To learn more, visit www.chubb.com/cyber. Here you will find a host of cyber-related resources, including access to The Chubb Cyber IndexSM, which provides real-time access to proprietary Chubb claims data and insight into current cyber threats and how you can protect your company against them.
Chubb is the world’s largest publicly traded property and casualty insurance company, and the largest commercial insurer in the United States. With operations in 54 countries and territories, Chubb provides commercial and personal property and casualty insurance, personal accident and supplemental health insurance, reinsurance and life insurance to a diverse group of clients. As an underwriting company, we assess, assume and manage risk with insight and discipline. We service and pay our claims fairly and promptly. The company is also defined by its extensive product and service offerings, broad distribution capabilities, exceptional financial strength and local operations globally. Parent company Chubb Limited is listed on the New York Stock Exchange (NYSE: CB) and is a component of the S&P 500 index. Chubb maintains executive offices in Zurich, New York, London and other locations, and employs approximately 31,000 people worldwide. Additional information can be found at: chubb.com.
By Jonathan J. Cooper
THE ASSOCIATED PRESS
SACRAMENTO, Calif. _ Several insurance companies have filed lawsuits blaming Pacific Gas & Electric Co. for a deadly California wildfire that destroyed 14,000 homes and triggered billions of dollars in insurance claims.
The lawsuits filed by Allstate, State Farm, USAA and their subsidiaries come on top of several other cases filed by victims of the Camp Fire, which devastated the towns of Paradise, Magalia and Concow north of Sacramento after it started Nov. 8.

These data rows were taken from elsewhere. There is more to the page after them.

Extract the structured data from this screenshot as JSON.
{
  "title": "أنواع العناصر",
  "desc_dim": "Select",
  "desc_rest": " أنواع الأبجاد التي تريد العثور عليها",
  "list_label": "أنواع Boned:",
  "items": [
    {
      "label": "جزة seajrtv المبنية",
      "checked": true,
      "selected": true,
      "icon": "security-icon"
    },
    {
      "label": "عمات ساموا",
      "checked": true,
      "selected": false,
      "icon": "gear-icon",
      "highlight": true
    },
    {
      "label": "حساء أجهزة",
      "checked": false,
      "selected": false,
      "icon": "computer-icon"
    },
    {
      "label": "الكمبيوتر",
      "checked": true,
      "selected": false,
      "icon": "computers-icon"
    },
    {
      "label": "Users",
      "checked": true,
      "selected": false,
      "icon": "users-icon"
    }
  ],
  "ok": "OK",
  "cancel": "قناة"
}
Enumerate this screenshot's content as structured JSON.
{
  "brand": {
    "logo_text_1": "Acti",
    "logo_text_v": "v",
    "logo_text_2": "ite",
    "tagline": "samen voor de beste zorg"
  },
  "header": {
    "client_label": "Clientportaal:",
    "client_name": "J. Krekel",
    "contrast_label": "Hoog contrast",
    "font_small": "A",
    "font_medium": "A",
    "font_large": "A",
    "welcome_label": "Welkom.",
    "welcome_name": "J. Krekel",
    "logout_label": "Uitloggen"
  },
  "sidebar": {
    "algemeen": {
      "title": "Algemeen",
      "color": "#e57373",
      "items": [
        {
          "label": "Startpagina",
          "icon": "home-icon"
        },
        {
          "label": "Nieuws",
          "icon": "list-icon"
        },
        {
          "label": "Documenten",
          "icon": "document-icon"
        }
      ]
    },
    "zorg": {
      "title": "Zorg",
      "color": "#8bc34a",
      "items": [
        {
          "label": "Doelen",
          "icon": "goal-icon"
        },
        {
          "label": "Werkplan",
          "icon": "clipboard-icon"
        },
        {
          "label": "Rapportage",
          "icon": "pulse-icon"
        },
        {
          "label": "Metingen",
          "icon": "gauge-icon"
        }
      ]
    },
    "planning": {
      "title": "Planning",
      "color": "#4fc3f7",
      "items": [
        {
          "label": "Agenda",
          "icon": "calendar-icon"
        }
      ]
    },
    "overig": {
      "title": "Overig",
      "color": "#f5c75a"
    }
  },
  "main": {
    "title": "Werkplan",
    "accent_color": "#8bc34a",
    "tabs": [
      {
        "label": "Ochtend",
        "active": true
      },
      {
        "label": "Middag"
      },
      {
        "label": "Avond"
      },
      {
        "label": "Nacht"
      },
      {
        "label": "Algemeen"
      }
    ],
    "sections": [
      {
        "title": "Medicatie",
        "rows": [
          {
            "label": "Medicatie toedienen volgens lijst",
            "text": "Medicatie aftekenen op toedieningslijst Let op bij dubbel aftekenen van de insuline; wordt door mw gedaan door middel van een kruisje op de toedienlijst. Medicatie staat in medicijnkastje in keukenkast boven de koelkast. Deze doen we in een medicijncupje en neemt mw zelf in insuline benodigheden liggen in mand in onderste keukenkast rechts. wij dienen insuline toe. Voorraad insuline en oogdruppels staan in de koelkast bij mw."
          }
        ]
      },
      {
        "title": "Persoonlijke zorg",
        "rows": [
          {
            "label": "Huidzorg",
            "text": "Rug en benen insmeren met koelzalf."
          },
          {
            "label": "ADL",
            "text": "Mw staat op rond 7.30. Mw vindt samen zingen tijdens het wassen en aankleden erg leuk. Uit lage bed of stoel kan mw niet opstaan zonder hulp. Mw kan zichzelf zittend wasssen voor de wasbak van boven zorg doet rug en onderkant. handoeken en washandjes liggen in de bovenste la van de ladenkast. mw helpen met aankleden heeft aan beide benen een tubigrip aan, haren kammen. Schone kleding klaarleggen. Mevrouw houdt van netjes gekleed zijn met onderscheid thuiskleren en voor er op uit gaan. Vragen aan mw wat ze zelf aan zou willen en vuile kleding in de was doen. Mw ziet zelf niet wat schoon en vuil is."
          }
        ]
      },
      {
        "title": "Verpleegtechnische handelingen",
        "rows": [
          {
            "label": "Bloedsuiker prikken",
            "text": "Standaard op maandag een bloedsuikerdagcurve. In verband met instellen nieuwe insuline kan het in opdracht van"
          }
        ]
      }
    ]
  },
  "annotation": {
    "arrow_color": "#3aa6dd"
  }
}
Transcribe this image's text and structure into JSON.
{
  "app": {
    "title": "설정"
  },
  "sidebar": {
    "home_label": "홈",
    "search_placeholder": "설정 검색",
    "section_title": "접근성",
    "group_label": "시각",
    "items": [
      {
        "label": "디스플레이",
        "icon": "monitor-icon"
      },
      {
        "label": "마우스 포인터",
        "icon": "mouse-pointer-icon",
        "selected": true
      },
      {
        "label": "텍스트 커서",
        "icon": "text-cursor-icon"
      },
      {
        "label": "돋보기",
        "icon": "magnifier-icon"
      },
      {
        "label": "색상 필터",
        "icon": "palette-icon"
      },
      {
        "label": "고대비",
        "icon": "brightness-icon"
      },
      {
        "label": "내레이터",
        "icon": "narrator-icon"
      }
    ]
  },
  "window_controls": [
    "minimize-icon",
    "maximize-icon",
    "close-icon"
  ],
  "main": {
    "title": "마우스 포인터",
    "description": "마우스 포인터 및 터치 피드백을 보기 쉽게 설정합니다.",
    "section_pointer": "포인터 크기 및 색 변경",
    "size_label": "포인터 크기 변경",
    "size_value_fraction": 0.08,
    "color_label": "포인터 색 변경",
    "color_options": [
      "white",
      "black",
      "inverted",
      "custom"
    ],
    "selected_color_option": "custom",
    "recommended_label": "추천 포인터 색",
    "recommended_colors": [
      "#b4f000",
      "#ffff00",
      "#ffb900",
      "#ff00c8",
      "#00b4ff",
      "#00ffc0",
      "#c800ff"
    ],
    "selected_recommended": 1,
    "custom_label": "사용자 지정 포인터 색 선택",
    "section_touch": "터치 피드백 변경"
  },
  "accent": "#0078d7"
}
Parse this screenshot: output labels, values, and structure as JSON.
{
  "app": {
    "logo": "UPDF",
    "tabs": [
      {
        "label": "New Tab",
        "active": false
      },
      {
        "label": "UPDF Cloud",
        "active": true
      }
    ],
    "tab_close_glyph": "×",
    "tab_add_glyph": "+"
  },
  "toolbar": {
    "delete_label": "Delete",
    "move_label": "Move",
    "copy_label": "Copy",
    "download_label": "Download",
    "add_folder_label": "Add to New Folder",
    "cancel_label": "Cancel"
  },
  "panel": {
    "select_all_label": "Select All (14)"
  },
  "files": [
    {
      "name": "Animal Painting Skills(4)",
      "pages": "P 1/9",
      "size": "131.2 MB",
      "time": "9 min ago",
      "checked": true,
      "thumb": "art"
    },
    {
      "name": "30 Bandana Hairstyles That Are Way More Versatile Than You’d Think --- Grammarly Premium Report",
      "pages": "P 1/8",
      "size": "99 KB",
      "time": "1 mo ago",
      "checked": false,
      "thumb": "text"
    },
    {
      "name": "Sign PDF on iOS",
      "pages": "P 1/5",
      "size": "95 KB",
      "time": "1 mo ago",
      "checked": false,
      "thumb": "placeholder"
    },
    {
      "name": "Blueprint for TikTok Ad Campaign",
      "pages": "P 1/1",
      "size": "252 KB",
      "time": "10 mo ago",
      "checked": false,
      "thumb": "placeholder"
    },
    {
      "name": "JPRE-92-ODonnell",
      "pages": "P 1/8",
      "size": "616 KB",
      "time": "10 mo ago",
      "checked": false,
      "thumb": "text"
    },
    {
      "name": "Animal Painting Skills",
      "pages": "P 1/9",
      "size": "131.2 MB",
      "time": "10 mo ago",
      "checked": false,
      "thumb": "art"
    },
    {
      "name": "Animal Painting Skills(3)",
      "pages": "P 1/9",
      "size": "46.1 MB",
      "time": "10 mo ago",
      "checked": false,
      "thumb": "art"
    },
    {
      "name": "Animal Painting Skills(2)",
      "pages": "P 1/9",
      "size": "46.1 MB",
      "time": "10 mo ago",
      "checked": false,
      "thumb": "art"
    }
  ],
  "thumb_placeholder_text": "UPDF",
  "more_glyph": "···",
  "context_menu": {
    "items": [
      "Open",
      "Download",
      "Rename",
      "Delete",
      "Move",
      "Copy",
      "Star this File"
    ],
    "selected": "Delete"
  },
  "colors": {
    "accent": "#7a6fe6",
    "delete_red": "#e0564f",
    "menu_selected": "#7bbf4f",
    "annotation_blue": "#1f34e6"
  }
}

Investigators have not pinpointed a cause for the fire. But the insurance companies note in their lawsuits that flames ignited near the site of a transmission-line irregularity reported by the utility. They also note a potential second ignition point involving PG&E distribution lines.
Under California law, PG&E is held entirely liable if lawyers can prove the fire is linked to the utility’s power lines or other equipment a fact that sent shares of the company tumbling following the start of the fire.
Following a series of deadly fires in 2017 in Northern California’s wine country, PG&E executives and lobbyists tried to convince state lawmakers to change the legal standard and reduce the company’s liability. Lawmakers declined, but they allowed the company to pass along some of the costs from the 2017 fires to its customers in hopes of sparing it from bankruptcy. The law does not help the company for the 2018 blazes.
The lawsuits were filed last month in Sacramento County Superior Court. They were first reported by the Sacramento Business Journal.
“We are aware of lawsuits regarding the Camp Fire,” Lynsey Paulo, a PG&E spokeswoman, said in a statement. “Our focus continues to be on assessing infrastructure to further enhance safety and helping our customers recover and rebuild.”
PG&E, one of the nation’s largest electric utilities with more than 5 million customers in Northern and Central California, is facing legal and regulatory challenges on a number of fronts, including the potential for criminal charges.
The California attorney general told a judge last week that PG&E could face charges as serious as involuntary manslaughter or murder if investigators determine that reckless operation or maintenance of power equipment caused any recent wildfires in the state.
A federal judge overseeing a case that resulted in a criminal conviction for the company following a 2010 pipeline explosion has asked PG&E to explain any role it may have had in the Camp Fire. The judge could impose new requirements on the utility if it’s found to have violated its probation in the pipeline case.